Your answer must be the records below, given again exactly, with no pictures in it.
--
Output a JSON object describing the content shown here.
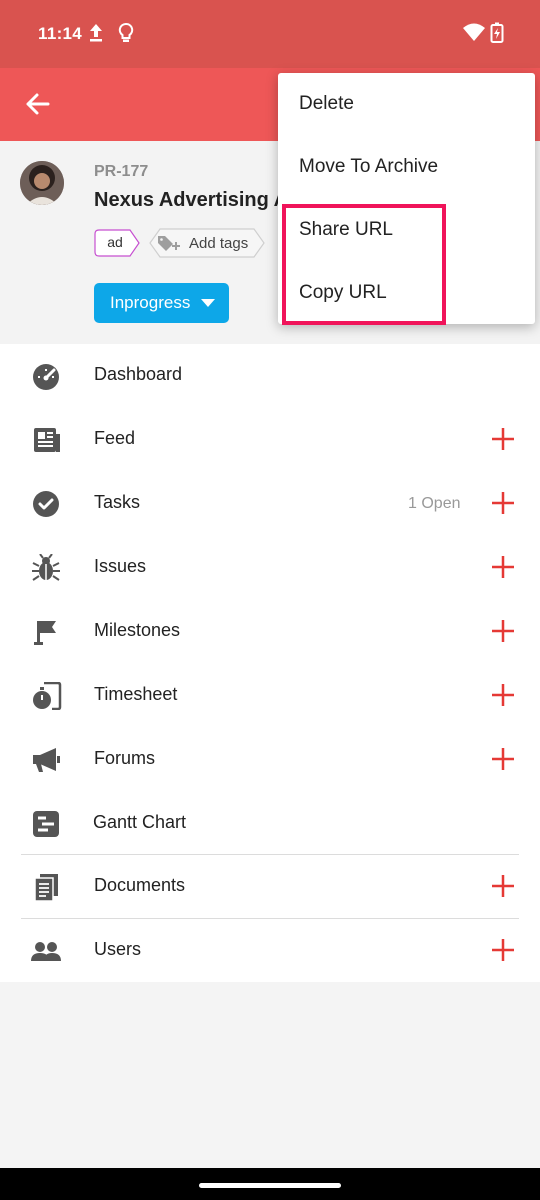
{
  "status_bar": {
    "time": "11:14",
    "icons": [
      "upload-icon",
      "lightbulb-icon",
      "wifi-icon",
      "battery-charging-icon"
    ]
  },
  "app_bar": {
    "back_icon": "arrow-left-icon",
    "color": "#ee5757"
  },
  "project": {
    "id": "PR-177",
    "title": "Nexus Advertising A",
    "tags": [
      "ad"
    ],
    "add_tags_label": "Add tags",
    "status_label": "Inprogress",
    "status_color": "#0da7e8"
  },
  "menu": {
    "items": [
      "Delete",
      "Move To Archive",
      "Share URL",
      "Copy URL"
    ],
    "highlight_color": "#f0145a"
  },
  "modules": [
    {
      "label": "Dashboard",
      "icon": "speedometer-icon",
      "has_add": false
    },
    {
      "label": "Feed",
      "icon": "newspaper-icon",
      "has_add": true
    },
    {
      "label": "Tasks",
      "icon": "check-circle-icon",
      "count": "1 Open",
      "has_add": true
    },
    {
      "label": "Issues",
      "icon": "bug-icon",
      "has_add": true
    },
    {
      "label": "Milestones",
      "icon": "flag-icon",
      "has_add": true
    },
    {
      "label": "Timesheet",
      "icon": "stopwatch-icon",
      "has_add": true
    },
    {
      "label": "Forums",
      "icon": "megaphone-icon",
      "has_add": true
    },
    {
      "label": "Gantt Chart",
      "icon": "gantt-icon",
      "has_add": false
    },
    {
      "label": "Documents",
      "icon": "documents-icon",
      "has_add": true
    },
    {
      "label": "Users",
      "icon": "users-icon",
      "has_add": true
    }
  ],
  "accent_color": "#e53935"
}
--
### OUTPUT FOR THIS EXERCISE
Output a JSON object describing the content shown here.
{
  "status_bar": {
    "time": "11:14",
    "icons": [
      "upload-icon",
      "lightbulb-icon",
      "wifi-icon",
      "battery-charging-icon"
    ]
  },
  "app_bar": {
    "back_icon": "arrow-left-icon",
    "color": "#ee5757"
  },
  "project": {
    "id": "PR-177",
    "title": "Nexus Advertising A",
    "tags": [
      "ad"
    ],
    "add_tags_label": "Add tags",
    "status_label": "Inprogress",
    "status_color": "#0da7e8"
  },
  "menu": {
    "items": [
      "Delete",
      "Move To Archive",
      "Share URL",
      "Copy URL"
    ],
    "highlight_color": "#f0145a"
  },
  "modules": [
    {
      "label": "Dashboard",
      "icon": "speedometer-icon",
      "has_add": false
    },
    {
      "label": "Feed",
      "icon": "newspaper-icon",
      "has_add": true
    },
    {
      "label": "Tasks",
      "icon": "check-circle-icon",
      "count": "1 Open",
      "has_add": true
    },
    {
      "label": "Issues",
      "icon": "bug-icon",
      "has_add": true
    },
    {
      "label": "Milestones",
      "icon": "flag-icon",
      "has_add": true
    },
    {
      "label": "Timesheet",
      "icon": "stopwatch-icon",
      "has_add": true
    },
    {
      "label": "Forums",
      "icon": "megaphone-icon",
      "has_add": true
    },
    {
      "label": "Gantt Chart",
      "icon": "gantt-icon",
      "has_add": false
    },
    {
      "label": "Documents",
      "icon": "documents-icon",
      "has_add": true
    },
    {
      "label": "Users",
      "icon": "users-icon",
      "has_add": true
    }
  ],
  "accent_color": "#e53935"
}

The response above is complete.